How US Allies Aid Al Qaeda in Syria” by Daniel Lazare, Aug. 4, 2015

Why Many Muslims Hate the US” by William R. Polk, Aug. 5, 2015

Obama’s Pragmatic Appeal for Iran Peace” by Robert Parry, Aug. 5, 2015

‘Paint-balling’ the Presidents” by Sam Husseini, Aug. 7, 2015

Christianity and the Nagasaki Crime” by Gary G. Kohls, Aug. 9, 2015

Exposing Nixon’s Vietnam Lies” by James DiEugenio, Aug. 10, 2015

Gauging the Violent ‘Fox Effect’” by Mike Lofgren, Aug. 11, 2015

Rectifying Israel’s Crimes” by Lawrence Davidson, Aug. 11, 2015

Pope Francis’ Appeal for the Future” by Daniel C. Maguire, Aug. 12, 2015

Congress’ Test of Allegiance: US or Israel?” by John V. Whitbeck, Aug. 12, 2015

Escalating the Anti-Iran Propaganda” by Jonathan Marshall, Aug. 13, 2015

The Saudi Royals, Unchained” by Joe Lauria, Aug. 14, 2015

Neocons to Americans: Trust Us Again” by Robert Parry, Aug. 16, 2015

Reviving the ‘Successful Surge’ Myth” by Robert Parry, Aug. 16, 2015

Propaganda, Intelligence, and MH-17” by Ray McGovern, Aug. 17, 2015

Explaining the Trump Phenomenon” by Lawrence Davidson, Aug. 17, 2015

Assange and Democracy’s Future” by Norman Solomon, Aug. 18, 2015

Pentagon Manual Calls Some Reporters Spies” by Don North, Aug. 19, 2015

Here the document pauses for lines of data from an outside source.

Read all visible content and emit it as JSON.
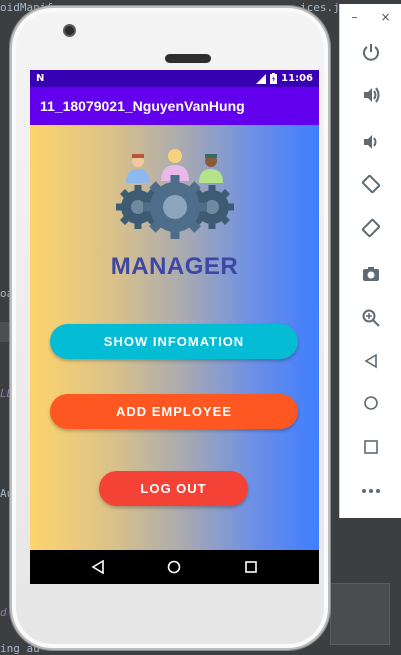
{
  "ide": {
    "tab_text_1": "oidManif",
    "tab_text_2": "ices.jsc",
    "side_text_1": "oa",
    "side_text_2": "LB",
    "side_text_3": "Au",
    "side_text_4": "d",
    "bottom_text": "ing au"
  },
  "emulator": {
    "minimize_label": "–",
    "close_label": "×",
    "tools": [
      "power-icon",
      "volume-up-icon",
      "volume-down-icon",
      "rotate-left-icon",
      "rotate-right-icon",
      "camera-icon",
      "zoom-icon",
      "back-icon",
      "home-icon",
      "overview-icon",
      "more-icon"
    ]
  },
  "statusbar": {
    "time": "11:06"
  },
  "appbar": {
    "title": "11_18079021_NguyenVanHung"
  },
  "main": {
    "heading": "MANAGER",
    "buttons": {
      "show": "SHOW INFOMATION",
      "add": "ADD EMPLOYEE",
      "logout": "LOG OUT"
    }
  },
  "colors": {
    "statusbar": "#3700b3",
    "appbar": "#6200ee",
    "heading": "#3d48a6",
    "show_button": "#04bcd4",
    "add_button": "#ff5722",
    "logout_button": "#f44336"
  }
}
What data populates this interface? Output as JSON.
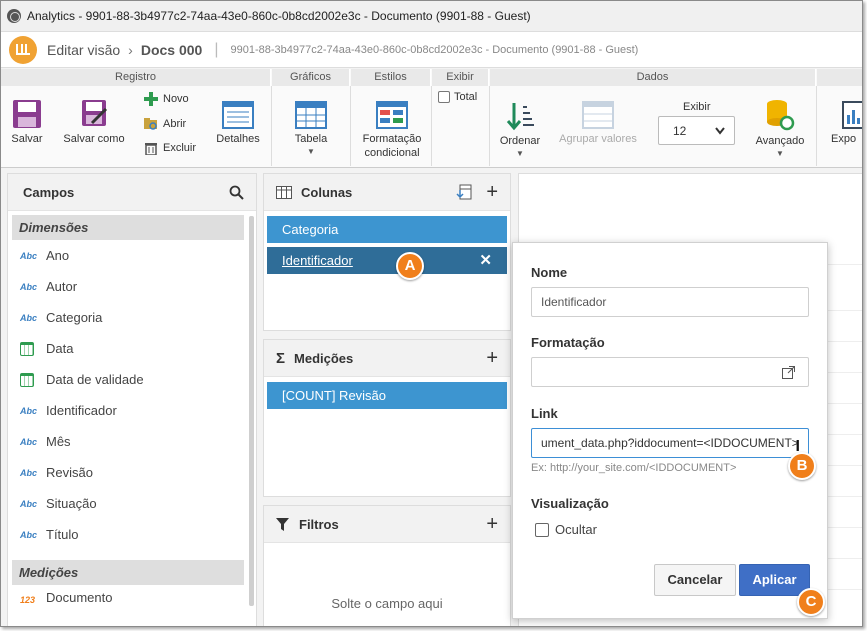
{
  "window": {
    "title": "Analytics - 9901-88-3b4977c2-74aa-43e0-860c-0b8cd2002e3c - Documento (9901-88 - Guest)"
  },
  "header": {
    "crumb1": "Editar visão",
    "crumb2": "Docs 000",
    "crumb3": "9901-88-3b4977c2-74aa-43e0-860c-0b8cd2002e3c - Documento (9901-88 - Guest)"
  },
  "ribbon": {
    "groups": [
      "Registro",
      "Gráficos",
      "Estilos",
      "Exibir",
      "Dados"
    ],
    "salvar": "Salvar",
    "salvar_como": "Salvar como",
    "novo": "Novo",
    "abrir": "Abrir",
    "excluir": "Excluir",
    "detalhes": "Detalhes",
    "tabela": "Tabela",
    "formatacao_l1": "Formatação",
    "formatacao_l2": "condicional",
    "total": "Total",
    "ordenar": "Ordenar",
    "agrupar": "Agrupar valores",
    "exibir_label": "Exibir",
    "exibir_value": "12",
    "avancado": "Avançado",
    "export": "Expo"
  },
  "campos": {
    "title": "Campos",
    "dimensoes": "Dimensões",
    "fields": [
      {
        "label": "Ano",
        "type": "abc"
      },
      {
        "label": "Autor",
        "type": "abc"
      },
      {
        "label": "Categoria",
        "type": "abc"
      },
      {
        "label": "Data",
        "type": "date"
      },
      {
        "label": "Data de validade",
        "type": "date"
      },
      {
        "label": "Identificador",
        "type": "abc"
      },
      {
        "label": "Mês",
        "type": "abc"
      },
      {
        "label": "Revisão",
        "type": "abc"
      },
      {
        "label": "Situação",
        "type": "abc"
      },
      {
        "label": "Título",
        "type": "abc"
      }
    ],
    "abc_label": "Abc",
    "medicoes": "Medições",
    "partial_item": "Documento"
  },
  "colunas": {
    "title": "Colunas",
    "items": [
      "Categoria",
      "Identificador"
    ]
  },
  "medicoes_panel": {
    "title": "Medições",
    "items": [
      "[COUNT] Revisão"
    ]
  },
  "filtros": {
    "title": "Filtros",
    "drop_hint": "Solte o campo aqui"
  },
  "popover": {
    "nome_label": "Nome",
    "nome_value": "Identificador",
    "formatacao_label": "Formatação",
    "formatacao_value": "",
    "link_label": "Link",
    "link_value": "ument_data.php?iddocument=<IDDOCUMENT>",
    "link_hint": "Ex: http://your_site.com/<IDDOCUMENT>",
    "visualizacao_label": "Visualização",
    "ocultar_label": "Ocultar",
    "ocultar_checked": false,
    "cancel": "Cancelar",
    "apply": "Aplicar"
  },
  "markers": {
    "a": "A",
    "b": "B",
    "c": "C"
  },
  "colors": {
    "pill_light": "#3d95d0",
    "pill_dark": "#2f6d98",
    "accent": "#3f6fc6",
    "marker": "#f07f1b",
    "save_purple": "#8a3c8f"
  }
}
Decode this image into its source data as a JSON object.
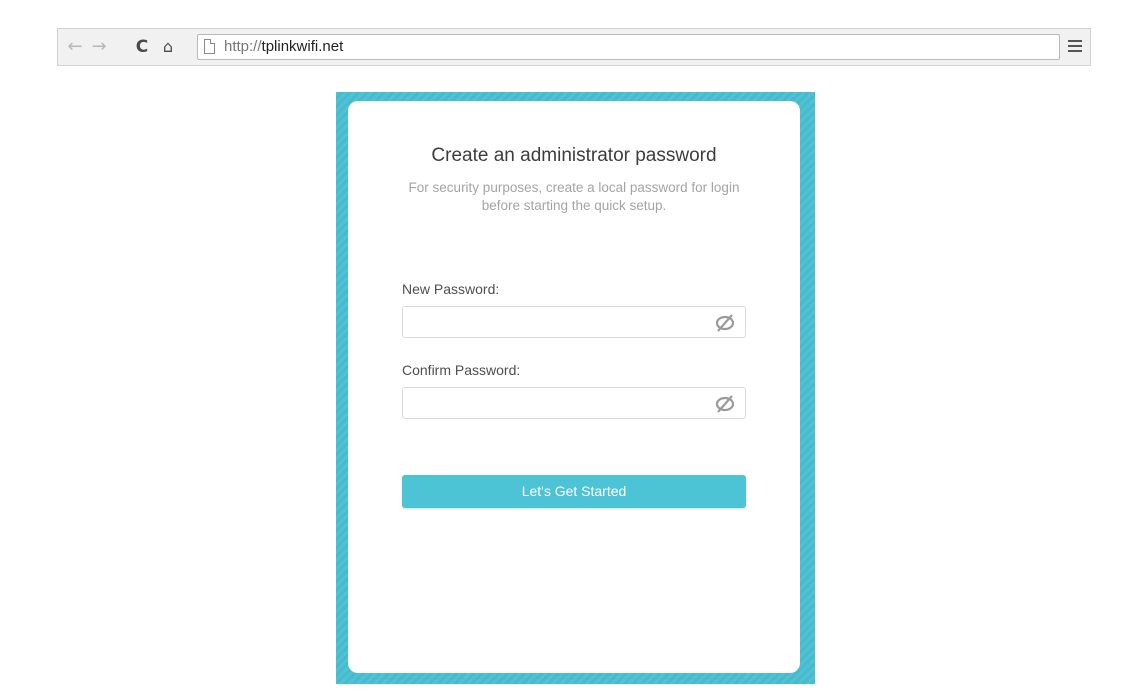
{
  "browser": {
    "back_icon": "←",
    "forward_icon": "→",
    "reload_icon": "C",
    "home_icon": "⌂",
    "url_scheme": "http://",
    "url_host": "tplinkwifi.net"
  },
  "card": {
    "title": "Create an administrator password",
    "subtitle": "For security purposes, create a local password for login before starting the quick setup.",
    "new_password_label": "New Password:",
    "new_password_value": "",
    "confirm_password_label": "Confirm Password:",
    "confirm_password_value": "",
    "submit_label": "Let's Get Started"
  },
  "colors": {
    "frame": "#47bfd1",
    "button": "#4dc3d6",
    "title_text": "#3d3d3d",
    "subtitle_text": "#a4a4a4"
  },
  "icons": {
    "eye_toggle": "eye-slash-icon",
    "menu": "hamburger-menu-icon",
    "page": "page-icon"
  }
}
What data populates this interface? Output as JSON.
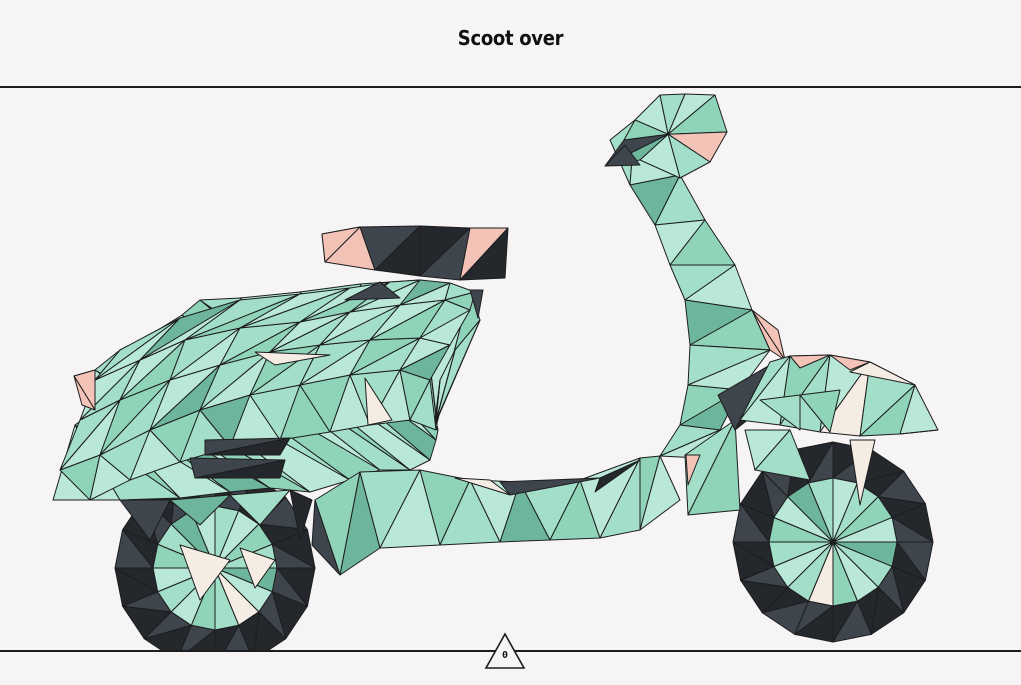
{
  "header": {
    "title": "Scoot over"
  },
  "puzzle": {
    "subject": "scooter",
    "palette": {
      "mint_light": "#b9e8d8",
      "mint": "#a3dfc8",
      "mint_mid": "#8fd3b9",
      "mint_dark": "#6db59b",
      "charcoal": "#3e454d",
      "black": "#24272b",
      "peach": "#f2c3b6",
      "cream": "#f5ece4",
      "outline": "#1d1d1f"
    }
  },
  "footer": {
    "counter_value": "0"
  }
}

The Honduran Coup’s Ugly Aftermath” by Jonathan Marshall, Aug. 19, 2015

Why US Police Are Out of Control” by Daniel Lazare, Aug. 20, 2015

The Riddle of Obama’s Foreign Policy” by Robert Parry, Aug. 21, 2015

The Case for Pragmatism” by Robert Parry, Aug. 24, 2015

American Jews Split from Netanyahu” by Lawrence Davidson, Aug. 24, 2015

The Trump/Sanders Phenomena” by Robert Parry, Aug. 26, 2015

Sanders’s Screwy Mideast Strategy” by Sam Husseini, Aug. 27, 2015

Will Peace Find a 2016 Advocate?” by Robert Parry, Aug. 27, 2015

Pushing the Edge on Nuclear War” by William R. Polk, Aug. 28, 2015

America’s Short-sighted ‘Grand Strategy’” by Franklin Spinney, Aug. 31, 2105

Schumer’s Troubling Mideast Record” by Jonathan Marshall, Aug. 31, 2015

Ron Paul and Lost Lessons of War” by Todd E. Pierce, Aug. 31, 2015

To produce and publish these stories and many more costs money. And except for some book sales, we depend on the generous support of our readers.

So, please consider a tax-deductible donation either by credit card online or by mailing a check. (For readers wanting to use PayPal, you can address contributions to our PayPal Giving Fund account, which is named “The Consortium for Independent Journalism”).